**Records for processing**
╔══
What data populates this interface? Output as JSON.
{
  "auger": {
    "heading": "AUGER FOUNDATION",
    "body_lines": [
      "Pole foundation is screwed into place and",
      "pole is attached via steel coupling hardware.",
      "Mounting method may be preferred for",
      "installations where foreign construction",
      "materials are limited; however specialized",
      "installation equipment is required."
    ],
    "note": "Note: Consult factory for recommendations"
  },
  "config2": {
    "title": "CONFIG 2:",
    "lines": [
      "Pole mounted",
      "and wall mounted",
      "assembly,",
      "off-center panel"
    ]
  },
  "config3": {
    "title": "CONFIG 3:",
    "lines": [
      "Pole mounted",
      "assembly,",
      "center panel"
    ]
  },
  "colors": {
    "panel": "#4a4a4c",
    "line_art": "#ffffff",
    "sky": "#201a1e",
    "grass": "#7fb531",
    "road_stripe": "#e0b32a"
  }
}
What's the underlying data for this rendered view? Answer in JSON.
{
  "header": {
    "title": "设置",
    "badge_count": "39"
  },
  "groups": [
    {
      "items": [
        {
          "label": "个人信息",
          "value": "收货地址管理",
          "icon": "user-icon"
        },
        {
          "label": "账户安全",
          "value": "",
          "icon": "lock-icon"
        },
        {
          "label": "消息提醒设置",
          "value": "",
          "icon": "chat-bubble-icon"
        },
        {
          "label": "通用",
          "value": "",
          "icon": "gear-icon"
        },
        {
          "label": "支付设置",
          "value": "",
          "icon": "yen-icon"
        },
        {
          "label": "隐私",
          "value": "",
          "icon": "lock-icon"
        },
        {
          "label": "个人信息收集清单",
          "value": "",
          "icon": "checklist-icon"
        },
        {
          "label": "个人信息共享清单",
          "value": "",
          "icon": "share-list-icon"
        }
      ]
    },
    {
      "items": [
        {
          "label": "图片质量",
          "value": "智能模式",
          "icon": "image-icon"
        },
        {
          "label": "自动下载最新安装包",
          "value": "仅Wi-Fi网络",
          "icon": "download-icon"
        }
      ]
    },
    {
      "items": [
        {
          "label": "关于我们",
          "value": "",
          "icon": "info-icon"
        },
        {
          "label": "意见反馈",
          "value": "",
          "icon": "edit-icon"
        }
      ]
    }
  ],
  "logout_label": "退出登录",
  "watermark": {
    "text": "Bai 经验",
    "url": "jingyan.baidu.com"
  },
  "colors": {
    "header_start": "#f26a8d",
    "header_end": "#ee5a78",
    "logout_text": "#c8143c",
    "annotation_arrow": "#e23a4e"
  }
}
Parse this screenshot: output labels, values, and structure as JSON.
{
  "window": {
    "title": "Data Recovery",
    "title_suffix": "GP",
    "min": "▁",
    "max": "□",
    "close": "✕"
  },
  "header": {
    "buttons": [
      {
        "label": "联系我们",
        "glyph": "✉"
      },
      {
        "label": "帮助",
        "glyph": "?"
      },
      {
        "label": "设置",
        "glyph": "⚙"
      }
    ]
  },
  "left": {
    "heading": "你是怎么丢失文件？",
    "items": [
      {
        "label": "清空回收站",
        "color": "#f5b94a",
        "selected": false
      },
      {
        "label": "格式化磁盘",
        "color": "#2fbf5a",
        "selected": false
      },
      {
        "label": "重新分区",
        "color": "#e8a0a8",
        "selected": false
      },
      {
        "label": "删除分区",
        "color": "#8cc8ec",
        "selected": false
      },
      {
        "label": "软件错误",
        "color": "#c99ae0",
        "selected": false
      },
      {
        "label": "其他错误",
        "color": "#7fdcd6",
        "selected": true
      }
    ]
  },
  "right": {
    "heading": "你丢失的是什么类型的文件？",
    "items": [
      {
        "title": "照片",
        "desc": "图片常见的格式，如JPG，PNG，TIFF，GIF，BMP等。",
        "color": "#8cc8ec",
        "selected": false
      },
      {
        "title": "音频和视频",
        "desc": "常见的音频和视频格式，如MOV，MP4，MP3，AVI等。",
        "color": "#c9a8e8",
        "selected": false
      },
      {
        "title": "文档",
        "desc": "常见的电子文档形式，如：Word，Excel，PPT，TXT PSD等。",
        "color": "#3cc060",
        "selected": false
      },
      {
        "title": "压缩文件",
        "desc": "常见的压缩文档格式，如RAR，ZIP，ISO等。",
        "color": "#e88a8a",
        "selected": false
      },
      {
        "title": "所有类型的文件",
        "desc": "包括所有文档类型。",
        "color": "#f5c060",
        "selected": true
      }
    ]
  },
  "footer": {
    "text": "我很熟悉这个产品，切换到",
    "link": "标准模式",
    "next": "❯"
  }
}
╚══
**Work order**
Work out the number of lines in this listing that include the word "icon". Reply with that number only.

**Exercise solution**
12